Unraveling migration patterns of Finnish Greylag Geese 21st January 2020

To improve the flyway-scale management of Greylag Goose, a new research project on the migration patterns of Finnish breeding birds was launched in 2019. Movements and distribution of geese during the non-breeding season are studied by use of GPS-transmitters. 

By Antti Piironen, University of Turku
Photo by Mari Velama

An International Single Species Management Plan for the Northwest/Southwest European Population of Greylag Goose was adopted by the meeting of the parties to the African-Eurasian Migratory Waterbird Agreement (AEWA) in December 2018. However, implementation of the plan, including the development of an adaptive harvest framework, is still to come.

The purpose of the current study is to provide scientific input to improve and develop such flyway-scale management of Greylag Goose. Unlike for other populations in Northwest Europe, movements and non-breeding distribution of Greylag Geese breeding in Finland are very poorly known. This lack of knowledge regarding the population distribution makes it difficult to aim management actions towards the relevant management unit/subpopulation outside the breeding area.

The research is carried out by marking Greylag Geese with GPS-transmitters during the breeding period in Finland, and online information on the birds’ routes and positions is provided to the public. The Finnish Hunters’ Association has supported the project by funding some of the GPS-tags.
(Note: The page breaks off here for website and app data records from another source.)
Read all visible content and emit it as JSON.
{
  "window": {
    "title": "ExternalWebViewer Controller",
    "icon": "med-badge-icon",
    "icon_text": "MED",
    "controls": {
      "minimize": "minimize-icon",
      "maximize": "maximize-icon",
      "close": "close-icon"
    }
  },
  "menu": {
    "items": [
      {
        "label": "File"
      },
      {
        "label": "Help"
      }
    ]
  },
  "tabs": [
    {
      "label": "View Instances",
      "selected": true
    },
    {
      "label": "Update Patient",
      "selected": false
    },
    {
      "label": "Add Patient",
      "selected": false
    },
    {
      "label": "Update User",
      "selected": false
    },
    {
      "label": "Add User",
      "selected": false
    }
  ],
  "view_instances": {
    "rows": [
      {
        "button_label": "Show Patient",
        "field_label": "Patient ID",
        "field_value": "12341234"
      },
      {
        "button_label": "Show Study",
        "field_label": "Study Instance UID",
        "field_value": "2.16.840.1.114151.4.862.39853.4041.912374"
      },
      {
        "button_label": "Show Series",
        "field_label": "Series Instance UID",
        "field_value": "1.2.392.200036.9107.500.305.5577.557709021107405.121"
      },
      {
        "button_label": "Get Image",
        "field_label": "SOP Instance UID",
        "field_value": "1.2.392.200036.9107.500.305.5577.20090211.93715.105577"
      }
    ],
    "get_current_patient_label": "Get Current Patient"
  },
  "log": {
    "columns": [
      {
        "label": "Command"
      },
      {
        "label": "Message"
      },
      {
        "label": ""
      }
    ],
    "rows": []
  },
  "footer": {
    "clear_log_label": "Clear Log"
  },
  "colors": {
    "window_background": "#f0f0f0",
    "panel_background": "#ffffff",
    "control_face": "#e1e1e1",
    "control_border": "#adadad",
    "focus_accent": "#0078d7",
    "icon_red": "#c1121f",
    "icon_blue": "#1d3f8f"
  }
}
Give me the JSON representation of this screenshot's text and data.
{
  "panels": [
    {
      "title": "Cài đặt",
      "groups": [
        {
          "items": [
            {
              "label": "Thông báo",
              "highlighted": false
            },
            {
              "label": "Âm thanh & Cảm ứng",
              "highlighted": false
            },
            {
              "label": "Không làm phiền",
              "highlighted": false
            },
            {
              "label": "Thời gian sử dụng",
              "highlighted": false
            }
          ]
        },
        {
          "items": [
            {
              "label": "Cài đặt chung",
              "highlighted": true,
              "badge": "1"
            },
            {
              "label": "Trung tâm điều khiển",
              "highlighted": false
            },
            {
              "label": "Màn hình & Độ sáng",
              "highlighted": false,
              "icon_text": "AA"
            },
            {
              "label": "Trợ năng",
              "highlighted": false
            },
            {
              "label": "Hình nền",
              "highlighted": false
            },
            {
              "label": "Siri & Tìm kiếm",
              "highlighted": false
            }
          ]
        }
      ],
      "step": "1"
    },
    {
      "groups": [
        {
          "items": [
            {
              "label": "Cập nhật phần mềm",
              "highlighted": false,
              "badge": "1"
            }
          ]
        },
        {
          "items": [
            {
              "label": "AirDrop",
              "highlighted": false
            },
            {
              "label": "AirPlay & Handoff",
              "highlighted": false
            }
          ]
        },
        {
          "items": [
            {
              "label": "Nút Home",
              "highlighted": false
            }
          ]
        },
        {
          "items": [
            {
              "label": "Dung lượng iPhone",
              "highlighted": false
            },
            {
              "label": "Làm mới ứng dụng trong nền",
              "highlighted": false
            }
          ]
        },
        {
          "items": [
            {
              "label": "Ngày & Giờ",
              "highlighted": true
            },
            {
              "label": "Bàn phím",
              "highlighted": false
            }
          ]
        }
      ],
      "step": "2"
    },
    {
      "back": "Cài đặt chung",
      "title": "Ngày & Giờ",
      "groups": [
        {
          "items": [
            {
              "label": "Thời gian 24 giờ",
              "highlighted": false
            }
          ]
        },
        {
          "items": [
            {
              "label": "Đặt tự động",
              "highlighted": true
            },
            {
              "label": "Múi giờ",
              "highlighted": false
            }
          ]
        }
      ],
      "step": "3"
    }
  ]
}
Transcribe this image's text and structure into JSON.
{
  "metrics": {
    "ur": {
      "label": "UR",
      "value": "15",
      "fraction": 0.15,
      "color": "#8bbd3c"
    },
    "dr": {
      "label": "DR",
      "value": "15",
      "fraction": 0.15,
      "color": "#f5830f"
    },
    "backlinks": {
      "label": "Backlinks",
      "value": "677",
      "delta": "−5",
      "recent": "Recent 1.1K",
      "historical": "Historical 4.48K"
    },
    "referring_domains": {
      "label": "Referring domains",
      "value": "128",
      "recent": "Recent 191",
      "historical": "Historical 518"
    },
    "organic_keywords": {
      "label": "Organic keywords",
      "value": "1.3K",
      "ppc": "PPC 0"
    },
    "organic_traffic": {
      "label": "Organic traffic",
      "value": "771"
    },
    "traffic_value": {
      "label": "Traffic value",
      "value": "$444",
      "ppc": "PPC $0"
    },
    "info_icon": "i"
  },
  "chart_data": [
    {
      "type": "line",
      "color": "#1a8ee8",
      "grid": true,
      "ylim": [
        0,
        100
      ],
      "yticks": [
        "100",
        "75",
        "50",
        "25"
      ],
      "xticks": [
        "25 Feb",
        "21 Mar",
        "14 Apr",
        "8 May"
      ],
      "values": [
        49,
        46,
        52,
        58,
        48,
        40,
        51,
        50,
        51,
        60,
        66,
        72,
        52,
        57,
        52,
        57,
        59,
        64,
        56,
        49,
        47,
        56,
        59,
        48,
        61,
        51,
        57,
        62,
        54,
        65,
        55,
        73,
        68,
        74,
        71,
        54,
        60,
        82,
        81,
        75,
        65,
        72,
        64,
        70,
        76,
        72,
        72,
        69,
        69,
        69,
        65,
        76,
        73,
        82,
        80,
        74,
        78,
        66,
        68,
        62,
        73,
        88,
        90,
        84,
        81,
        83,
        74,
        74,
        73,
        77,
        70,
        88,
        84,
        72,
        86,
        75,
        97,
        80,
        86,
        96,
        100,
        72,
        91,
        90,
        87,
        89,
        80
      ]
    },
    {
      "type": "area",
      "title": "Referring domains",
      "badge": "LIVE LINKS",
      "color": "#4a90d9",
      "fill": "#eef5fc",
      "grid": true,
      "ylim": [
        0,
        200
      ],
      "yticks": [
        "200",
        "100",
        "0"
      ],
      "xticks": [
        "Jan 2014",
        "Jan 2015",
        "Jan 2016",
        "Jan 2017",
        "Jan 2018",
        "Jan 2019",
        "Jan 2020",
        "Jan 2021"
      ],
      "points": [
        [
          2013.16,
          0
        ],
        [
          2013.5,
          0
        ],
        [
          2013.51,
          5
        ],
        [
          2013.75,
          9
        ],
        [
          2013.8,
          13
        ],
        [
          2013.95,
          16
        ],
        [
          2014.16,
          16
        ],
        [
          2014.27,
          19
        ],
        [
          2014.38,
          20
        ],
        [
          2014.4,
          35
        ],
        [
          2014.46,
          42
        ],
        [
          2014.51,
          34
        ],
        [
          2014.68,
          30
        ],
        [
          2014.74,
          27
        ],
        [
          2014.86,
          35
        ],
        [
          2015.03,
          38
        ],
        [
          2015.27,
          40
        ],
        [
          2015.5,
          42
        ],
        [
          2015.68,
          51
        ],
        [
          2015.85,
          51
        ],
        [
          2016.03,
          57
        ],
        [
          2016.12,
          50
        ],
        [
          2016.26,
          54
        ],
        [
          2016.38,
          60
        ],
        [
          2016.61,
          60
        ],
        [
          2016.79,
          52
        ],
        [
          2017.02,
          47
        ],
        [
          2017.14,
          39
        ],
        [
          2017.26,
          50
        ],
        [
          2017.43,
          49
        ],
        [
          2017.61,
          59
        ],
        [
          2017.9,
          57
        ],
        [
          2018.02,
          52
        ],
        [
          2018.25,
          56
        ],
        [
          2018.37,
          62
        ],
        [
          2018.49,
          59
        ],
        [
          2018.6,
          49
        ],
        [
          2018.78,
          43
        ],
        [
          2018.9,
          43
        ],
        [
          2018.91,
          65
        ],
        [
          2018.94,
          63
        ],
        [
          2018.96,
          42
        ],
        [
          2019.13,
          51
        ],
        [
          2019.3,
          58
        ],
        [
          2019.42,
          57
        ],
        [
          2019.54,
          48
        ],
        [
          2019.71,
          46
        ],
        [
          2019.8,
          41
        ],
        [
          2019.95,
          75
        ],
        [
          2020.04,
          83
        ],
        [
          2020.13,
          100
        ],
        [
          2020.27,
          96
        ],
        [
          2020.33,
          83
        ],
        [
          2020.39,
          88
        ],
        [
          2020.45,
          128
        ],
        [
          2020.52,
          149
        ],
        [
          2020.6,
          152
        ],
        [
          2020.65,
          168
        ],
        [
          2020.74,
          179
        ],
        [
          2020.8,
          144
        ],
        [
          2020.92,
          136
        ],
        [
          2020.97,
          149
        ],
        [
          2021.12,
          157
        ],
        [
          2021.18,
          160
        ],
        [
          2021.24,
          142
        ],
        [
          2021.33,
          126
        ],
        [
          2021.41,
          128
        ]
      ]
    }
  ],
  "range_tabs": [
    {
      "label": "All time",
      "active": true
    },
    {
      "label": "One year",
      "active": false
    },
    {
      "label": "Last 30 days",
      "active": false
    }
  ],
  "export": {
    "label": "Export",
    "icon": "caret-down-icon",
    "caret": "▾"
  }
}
You can follow some of the geese funded by the Finnish Hunters' Association here, and some of the geese funded by the Finnish Wildlife Agency here. Marking started in summer 2019 and will continue in 2020.